Tillie Powell received $155,350 in scholarships. (Photo courtesy of Tillie Powell.)
By Jet Burnham | [email protected]
Tillie Powell graduated from Itineris Early College High School with a 4.0 GPA and 41 college credits and is headed to the University of Utah with her tuition and expenses paid for by five scholarships, valuing $155,350.
Powell applied for a total of 15 scholarships, starting late in her sophomore year. She had a lot of support and encouragement from her parents and from the faculty at IECHS; students are required to apply for eight scholarships during their senior year.
IECHS Director of Students Jeff Bossard said because all students apply for scholarships, a high percentage of them receive them. Half of last year’s class of 110 seniors received scholarship offers, totaling $3.6 million. By mid-May of this year, 61 of the 109 seniors had reported scholarships totaling a combined value of over $3.1 million.
“I think it's just become so commonplace at my school, that is not out of the norm when kids apply and win scholarships,” Powell said. “It's just an expectation rather than something extra.”
Most of the scholarships Powell applied for were academically based but she also sought scholarships that played to her other strengths. During her four years in high school, she was involved in student government, National Honors Society, worked as a science lab tech at the school and volunteered at a local hospital.
“A lot of my extracurriculars were things that I was interested in,” she said. “But I also knew, in the back of my head, that I needed to get engaged in order to become a competitive applicant.”
IECHS academic counselor Laura Porter said there are scholarships available for students with a variety of interests and skills-- there’s a scholarship for creating a suit or a prom dress out of duct tape and for writing an essay about how you would survive a zombie apocalypse.
Porter said Powell is a self-motivated student who took the initiative to look for many scholarships on her own.
“She takes ownership over her education and she's got the power to change her future and to go after the things she wants,” Porter said. “She's got that academic knowledge, and the maturity and confidence to move forward.”
Powell tried for scholarships even when she knew her odds were low. She was surprised when she was awarded two competitive and prestigious scholarships, the Daniels Fund Scholarship, which only 10% of applicants received, and the Quest Bridge National College Match Scholarship, which awarded 6,885 scholarships from among 18,500 applicants.
While some scholarships only required her to send in her test scores and transcripts, others took much more time and effort. For the Daniels Scholarship, Powell wrote four essays and a resume and completed an extensive questionnaire and interview process.

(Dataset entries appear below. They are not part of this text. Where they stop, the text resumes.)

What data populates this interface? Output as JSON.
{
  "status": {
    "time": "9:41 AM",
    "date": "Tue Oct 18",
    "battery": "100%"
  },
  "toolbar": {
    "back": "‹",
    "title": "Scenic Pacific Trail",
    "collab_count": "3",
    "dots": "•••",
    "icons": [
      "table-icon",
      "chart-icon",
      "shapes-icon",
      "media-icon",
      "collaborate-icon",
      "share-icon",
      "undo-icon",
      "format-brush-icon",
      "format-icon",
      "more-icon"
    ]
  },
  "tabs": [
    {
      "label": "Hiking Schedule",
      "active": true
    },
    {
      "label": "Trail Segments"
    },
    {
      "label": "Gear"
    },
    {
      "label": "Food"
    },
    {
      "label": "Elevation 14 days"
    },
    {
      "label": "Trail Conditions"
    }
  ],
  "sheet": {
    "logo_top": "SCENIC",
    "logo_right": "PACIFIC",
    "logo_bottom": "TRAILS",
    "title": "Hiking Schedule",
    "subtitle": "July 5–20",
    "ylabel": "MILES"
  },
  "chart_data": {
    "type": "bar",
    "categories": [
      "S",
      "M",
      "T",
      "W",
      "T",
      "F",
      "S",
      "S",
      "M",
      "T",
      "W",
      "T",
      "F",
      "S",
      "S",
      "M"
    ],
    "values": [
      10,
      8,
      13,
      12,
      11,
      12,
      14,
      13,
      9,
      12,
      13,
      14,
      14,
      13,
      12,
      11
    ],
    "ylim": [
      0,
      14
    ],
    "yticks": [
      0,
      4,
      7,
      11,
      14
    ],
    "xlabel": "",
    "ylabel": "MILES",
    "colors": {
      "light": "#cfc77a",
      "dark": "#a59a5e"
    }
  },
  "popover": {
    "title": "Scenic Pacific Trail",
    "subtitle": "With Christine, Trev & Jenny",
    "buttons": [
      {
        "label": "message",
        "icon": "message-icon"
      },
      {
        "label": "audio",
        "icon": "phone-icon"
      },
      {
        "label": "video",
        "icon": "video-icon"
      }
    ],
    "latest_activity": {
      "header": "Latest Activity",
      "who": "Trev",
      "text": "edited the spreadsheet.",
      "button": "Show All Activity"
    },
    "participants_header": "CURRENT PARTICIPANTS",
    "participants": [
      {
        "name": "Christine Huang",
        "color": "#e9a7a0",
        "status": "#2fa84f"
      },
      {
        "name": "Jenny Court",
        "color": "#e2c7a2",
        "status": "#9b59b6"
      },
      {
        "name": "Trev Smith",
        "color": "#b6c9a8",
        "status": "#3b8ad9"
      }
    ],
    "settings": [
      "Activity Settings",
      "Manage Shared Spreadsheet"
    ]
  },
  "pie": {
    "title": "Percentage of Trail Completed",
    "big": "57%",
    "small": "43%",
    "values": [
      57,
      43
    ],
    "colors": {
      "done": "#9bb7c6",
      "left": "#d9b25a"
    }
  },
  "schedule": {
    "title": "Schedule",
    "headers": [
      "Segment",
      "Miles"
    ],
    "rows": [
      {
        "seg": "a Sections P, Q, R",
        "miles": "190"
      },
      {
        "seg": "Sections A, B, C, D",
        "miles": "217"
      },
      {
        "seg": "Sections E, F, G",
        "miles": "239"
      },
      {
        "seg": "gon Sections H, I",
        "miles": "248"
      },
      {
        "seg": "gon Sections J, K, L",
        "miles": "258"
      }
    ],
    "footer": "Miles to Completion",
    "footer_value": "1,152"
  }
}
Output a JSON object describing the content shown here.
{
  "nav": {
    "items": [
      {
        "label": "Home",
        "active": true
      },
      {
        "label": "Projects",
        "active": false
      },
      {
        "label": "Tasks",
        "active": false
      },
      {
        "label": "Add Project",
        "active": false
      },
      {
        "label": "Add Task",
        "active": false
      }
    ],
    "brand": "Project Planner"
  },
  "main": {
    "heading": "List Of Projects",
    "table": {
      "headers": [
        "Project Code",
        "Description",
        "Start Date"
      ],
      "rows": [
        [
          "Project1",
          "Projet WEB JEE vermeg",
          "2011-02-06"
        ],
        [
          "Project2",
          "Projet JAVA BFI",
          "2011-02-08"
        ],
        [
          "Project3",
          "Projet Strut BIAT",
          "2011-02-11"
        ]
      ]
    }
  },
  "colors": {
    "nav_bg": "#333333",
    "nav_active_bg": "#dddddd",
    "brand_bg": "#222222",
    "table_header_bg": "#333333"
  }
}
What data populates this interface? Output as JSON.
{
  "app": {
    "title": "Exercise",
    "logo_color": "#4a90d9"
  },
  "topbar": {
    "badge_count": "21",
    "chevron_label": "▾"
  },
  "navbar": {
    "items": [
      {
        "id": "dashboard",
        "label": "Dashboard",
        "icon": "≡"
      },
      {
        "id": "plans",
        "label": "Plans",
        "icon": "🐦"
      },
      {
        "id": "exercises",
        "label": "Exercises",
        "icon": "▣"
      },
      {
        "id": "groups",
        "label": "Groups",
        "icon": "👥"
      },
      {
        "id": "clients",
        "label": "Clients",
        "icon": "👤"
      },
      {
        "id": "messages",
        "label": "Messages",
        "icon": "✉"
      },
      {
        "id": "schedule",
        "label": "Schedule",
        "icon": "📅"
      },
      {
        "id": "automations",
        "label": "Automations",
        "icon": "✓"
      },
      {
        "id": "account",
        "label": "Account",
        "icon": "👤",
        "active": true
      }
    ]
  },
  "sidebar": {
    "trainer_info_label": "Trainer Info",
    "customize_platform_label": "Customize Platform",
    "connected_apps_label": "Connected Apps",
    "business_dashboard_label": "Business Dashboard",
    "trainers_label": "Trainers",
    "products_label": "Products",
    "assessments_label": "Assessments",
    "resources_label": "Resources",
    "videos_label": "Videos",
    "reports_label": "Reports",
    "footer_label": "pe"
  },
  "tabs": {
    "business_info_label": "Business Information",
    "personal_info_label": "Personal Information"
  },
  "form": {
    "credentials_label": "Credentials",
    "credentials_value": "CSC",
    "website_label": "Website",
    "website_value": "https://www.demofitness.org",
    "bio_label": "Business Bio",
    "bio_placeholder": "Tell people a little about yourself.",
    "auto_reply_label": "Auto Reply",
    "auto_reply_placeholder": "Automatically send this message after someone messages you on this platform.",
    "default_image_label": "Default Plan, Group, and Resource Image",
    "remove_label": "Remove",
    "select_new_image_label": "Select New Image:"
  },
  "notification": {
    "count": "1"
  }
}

The Quest Bridge National College match program was her most time-consuming; she wrote two major essays and eight short answer essays. Ultimately, she didn’t match with her top school choices through the program but it did cover the application fees for all 16 schools she applied to, which amounted to more than $1,000.
Most applications asked for personal statements, which was a skill Powell said she had to develop.
“I feel like it's hard to write about yourself,” she said. “That's something that I had to get over in applying for scholarships and for college. I had to learn how to frame myself in a way that felt authentic.”
Sometimes the writing prompts were just odd.
“I had to write about my arch-nemesis, real or imagined, which I thought was kind of a weird prompt,” Powell said.
Some of the scholarships she received were for financially deserving students, which Powell does not identify as.
“Honestly, I had a very privileged upbringing where I don't feel like I'm low income,” she said. “But when you look at the huge expenses for college, I think lots of students that maybe don't think they qualify, would qualify.”
Powell has advice for students who want to be competitive scholarship applicants: Start preparing early to earn good grades, test scores and to be involved in your school and community. Don’t overlook local scholarships, which are less competitive than nationwide scholarships.